(Dataset items)
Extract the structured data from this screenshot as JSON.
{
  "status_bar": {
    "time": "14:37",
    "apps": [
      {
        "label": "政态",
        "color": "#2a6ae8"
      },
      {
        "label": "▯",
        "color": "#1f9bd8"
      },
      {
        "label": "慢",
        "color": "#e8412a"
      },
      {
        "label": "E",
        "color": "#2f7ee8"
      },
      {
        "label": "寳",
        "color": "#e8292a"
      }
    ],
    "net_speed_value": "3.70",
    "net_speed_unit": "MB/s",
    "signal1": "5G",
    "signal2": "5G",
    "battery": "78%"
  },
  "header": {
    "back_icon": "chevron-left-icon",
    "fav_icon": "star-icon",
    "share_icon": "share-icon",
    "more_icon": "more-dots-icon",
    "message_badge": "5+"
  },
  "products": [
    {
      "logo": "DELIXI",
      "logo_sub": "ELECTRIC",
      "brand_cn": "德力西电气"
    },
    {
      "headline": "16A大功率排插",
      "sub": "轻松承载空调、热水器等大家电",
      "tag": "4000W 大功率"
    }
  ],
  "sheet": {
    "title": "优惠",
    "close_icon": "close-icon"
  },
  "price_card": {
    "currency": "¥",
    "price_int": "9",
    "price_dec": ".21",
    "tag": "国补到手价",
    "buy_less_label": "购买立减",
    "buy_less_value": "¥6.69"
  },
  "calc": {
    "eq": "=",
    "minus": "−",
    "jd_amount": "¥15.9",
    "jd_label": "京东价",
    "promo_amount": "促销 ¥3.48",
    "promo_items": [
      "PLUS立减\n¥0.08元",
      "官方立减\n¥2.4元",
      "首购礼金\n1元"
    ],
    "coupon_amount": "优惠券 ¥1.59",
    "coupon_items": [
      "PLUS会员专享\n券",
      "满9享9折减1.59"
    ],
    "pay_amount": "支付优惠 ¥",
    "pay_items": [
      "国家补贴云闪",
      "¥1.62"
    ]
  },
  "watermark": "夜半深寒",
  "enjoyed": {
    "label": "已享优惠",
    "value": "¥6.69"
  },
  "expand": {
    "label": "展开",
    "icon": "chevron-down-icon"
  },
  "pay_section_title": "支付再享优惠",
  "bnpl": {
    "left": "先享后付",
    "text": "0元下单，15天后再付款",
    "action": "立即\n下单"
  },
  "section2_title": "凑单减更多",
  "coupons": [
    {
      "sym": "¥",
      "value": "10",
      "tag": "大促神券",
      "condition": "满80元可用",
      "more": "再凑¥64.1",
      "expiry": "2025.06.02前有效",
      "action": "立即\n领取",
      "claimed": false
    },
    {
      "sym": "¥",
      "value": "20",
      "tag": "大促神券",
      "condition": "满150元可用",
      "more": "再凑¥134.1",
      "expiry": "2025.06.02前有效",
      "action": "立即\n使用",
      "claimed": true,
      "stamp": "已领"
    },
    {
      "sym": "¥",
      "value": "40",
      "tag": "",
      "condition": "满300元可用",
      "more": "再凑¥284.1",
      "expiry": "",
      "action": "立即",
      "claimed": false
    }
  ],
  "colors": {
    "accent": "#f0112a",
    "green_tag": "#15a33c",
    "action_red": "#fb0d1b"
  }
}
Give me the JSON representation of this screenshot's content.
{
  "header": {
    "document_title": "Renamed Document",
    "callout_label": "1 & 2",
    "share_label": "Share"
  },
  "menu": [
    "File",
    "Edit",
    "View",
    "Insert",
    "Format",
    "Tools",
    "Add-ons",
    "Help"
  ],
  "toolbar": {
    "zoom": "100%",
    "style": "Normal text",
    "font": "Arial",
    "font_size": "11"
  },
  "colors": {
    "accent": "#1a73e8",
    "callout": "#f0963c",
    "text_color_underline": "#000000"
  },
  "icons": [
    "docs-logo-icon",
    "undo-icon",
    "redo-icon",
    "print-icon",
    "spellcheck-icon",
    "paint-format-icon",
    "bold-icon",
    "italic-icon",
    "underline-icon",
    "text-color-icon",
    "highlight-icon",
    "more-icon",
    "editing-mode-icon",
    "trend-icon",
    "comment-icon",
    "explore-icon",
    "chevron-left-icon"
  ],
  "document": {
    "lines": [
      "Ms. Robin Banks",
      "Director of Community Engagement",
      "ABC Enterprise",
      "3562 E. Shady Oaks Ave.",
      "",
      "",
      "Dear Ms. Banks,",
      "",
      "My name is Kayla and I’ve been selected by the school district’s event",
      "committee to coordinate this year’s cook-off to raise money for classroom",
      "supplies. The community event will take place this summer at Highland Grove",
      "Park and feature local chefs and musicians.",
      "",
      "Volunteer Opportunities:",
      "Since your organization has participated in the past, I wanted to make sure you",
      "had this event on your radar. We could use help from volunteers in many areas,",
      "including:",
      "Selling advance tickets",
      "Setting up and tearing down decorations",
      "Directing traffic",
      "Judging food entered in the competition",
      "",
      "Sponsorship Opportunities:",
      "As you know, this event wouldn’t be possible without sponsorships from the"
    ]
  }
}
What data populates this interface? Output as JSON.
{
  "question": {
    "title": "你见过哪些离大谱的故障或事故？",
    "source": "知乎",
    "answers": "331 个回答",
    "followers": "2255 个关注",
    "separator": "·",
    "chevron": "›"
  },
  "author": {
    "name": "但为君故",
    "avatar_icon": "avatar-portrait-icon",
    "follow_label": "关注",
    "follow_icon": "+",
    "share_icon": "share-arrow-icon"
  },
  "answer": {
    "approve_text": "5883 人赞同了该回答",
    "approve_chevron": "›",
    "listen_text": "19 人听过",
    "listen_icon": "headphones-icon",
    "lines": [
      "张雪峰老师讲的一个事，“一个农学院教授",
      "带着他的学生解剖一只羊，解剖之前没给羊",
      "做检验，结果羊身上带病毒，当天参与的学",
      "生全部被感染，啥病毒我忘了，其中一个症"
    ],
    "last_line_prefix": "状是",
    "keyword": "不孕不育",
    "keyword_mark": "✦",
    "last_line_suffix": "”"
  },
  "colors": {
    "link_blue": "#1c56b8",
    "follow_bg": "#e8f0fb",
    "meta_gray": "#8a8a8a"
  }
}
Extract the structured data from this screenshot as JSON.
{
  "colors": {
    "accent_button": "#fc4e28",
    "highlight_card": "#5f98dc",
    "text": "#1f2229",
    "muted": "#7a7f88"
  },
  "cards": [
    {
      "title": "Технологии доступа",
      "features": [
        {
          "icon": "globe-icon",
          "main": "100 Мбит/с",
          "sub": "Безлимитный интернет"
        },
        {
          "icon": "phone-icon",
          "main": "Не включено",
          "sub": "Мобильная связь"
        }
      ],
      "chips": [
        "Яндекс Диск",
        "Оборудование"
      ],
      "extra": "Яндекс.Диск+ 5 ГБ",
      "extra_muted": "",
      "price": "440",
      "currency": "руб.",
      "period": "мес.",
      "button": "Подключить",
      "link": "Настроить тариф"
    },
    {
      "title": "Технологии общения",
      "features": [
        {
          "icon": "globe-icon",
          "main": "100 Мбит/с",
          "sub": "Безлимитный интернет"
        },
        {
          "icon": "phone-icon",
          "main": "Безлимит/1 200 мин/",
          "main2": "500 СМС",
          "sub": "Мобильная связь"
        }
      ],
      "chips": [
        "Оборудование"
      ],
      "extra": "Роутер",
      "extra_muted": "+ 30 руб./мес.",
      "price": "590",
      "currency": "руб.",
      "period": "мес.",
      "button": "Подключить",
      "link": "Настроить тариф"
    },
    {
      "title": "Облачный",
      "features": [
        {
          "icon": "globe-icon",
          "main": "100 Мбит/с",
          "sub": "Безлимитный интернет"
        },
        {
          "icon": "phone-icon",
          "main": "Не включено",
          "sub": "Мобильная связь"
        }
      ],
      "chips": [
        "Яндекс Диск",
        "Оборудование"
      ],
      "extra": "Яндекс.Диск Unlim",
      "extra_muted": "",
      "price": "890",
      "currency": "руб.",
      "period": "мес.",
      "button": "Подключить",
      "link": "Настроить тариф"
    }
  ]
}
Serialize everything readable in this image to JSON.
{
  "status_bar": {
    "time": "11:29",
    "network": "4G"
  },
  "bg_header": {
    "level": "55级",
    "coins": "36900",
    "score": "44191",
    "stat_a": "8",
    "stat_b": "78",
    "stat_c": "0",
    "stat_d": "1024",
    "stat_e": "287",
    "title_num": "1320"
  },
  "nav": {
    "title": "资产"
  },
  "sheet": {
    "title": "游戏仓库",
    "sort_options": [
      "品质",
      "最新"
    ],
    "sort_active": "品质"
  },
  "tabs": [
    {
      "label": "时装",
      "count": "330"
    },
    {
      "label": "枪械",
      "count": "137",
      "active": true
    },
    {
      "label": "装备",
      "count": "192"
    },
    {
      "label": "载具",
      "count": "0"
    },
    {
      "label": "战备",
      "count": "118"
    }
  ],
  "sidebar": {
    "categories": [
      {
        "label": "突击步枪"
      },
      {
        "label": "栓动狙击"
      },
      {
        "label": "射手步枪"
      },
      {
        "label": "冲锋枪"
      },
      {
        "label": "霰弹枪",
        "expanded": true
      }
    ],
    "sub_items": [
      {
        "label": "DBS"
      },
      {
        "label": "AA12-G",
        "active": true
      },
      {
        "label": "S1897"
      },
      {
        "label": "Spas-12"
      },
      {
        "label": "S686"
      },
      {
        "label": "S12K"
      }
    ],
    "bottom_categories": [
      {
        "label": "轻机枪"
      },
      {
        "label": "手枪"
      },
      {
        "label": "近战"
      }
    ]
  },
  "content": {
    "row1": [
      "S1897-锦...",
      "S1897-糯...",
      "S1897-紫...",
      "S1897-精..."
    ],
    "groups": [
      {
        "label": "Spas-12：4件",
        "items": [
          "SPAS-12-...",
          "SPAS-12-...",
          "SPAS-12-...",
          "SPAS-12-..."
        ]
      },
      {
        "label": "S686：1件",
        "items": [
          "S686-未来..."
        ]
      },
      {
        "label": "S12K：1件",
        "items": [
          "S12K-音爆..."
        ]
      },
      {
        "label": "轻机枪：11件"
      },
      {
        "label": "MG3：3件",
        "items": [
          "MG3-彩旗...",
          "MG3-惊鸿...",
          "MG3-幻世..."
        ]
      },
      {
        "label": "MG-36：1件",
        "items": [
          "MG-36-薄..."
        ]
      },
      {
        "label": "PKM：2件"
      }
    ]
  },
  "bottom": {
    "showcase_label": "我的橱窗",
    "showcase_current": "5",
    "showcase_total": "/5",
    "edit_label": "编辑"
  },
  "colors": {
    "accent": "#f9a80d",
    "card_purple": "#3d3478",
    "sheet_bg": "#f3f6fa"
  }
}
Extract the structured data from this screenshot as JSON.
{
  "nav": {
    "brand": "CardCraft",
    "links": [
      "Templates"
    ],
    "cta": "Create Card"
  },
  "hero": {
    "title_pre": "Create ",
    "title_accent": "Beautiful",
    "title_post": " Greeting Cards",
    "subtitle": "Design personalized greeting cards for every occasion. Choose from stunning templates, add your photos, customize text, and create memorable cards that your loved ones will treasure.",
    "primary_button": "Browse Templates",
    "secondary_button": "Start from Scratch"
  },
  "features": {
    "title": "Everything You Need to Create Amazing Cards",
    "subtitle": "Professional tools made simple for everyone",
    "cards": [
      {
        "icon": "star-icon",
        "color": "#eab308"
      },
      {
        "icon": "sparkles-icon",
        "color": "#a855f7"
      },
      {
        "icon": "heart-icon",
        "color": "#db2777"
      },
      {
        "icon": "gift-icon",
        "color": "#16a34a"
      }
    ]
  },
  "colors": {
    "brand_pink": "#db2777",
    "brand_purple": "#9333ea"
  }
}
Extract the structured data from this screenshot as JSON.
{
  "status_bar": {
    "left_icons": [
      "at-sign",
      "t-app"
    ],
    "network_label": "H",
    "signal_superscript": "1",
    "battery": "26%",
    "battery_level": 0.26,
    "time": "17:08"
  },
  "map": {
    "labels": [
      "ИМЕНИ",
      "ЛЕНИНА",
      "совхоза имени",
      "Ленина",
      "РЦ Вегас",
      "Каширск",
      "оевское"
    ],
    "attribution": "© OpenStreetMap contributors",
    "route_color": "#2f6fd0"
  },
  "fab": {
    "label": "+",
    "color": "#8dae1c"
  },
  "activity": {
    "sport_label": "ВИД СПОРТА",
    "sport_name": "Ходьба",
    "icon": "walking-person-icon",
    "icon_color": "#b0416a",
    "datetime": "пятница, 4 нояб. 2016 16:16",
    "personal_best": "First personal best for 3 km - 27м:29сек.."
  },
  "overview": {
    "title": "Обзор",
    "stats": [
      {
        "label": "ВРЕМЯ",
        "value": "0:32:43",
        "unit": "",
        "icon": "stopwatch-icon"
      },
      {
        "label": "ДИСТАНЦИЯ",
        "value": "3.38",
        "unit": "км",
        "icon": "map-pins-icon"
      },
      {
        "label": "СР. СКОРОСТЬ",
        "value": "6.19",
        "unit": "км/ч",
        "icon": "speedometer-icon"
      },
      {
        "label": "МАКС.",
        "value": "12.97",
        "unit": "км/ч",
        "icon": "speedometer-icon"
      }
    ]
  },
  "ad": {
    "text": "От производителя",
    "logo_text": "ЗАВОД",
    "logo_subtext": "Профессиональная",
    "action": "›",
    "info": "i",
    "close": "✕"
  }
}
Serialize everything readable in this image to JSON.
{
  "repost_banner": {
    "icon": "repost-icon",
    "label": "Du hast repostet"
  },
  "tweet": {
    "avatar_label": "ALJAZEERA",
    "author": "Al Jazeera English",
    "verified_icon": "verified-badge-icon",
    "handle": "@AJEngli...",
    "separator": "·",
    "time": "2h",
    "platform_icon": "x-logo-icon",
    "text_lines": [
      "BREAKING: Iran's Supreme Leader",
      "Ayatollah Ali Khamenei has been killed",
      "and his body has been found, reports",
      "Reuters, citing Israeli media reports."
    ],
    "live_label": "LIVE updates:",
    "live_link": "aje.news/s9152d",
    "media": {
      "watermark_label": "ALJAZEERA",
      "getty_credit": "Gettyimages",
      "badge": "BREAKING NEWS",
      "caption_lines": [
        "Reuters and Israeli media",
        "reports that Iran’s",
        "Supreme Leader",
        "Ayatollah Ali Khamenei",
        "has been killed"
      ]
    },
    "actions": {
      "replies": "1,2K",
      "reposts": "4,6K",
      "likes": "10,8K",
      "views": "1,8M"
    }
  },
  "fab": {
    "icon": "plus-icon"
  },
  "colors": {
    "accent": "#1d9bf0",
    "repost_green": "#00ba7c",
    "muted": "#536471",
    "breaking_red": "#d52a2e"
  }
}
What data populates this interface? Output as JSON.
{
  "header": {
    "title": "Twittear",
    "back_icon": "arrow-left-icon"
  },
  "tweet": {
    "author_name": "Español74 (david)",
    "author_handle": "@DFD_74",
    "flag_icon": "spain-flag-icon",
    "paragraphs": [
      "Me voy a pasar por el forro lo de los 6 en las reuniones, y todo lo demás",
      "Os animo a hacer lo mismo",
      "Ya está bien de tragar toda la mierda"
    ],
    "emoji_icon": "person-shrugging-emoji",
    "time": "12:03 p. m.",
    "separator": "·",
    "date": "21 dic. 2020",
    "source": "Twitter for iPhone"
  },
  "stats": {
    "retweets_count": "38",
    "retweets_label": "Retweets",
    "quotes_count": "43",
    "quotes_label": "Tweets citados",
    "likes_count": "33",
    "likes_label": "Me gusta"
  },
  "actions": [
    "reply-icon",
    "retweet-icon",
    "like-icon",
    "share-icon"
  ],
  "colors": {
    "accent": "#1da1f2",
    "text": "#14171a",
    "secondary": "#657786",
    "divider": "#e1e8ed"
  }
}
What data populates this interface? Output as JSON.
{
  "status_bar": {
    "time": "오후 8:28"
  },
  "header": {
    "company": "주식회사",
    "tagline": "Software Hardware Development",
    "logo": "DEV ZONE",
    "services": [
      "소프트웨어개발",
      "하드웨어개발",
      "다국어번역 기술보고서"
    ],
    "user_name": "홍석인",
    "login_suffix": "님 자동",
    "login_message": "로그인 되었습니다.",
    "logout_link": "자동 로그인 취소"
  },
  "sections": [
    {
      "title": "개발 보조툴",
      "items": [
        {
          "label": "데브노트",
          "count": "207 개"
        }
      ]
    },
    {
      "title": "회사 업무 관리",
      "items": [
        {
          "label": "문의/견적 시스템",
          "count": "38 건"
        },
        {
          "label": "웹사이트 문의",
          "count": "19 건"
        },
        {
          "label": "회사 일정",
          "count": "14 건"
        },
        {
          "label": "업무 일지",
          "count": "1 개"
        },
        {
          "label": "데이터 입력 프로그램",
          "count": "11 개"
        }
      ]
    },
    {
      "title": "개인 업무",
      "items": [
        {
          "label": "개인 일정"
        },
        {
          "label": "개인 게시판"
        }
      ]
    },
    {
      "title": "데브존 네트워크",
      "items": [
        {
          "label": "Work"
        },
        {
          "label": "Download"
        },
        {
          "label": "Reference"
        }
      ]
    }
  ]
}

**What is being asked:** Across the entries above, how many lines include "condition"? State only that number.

**Response box:** 3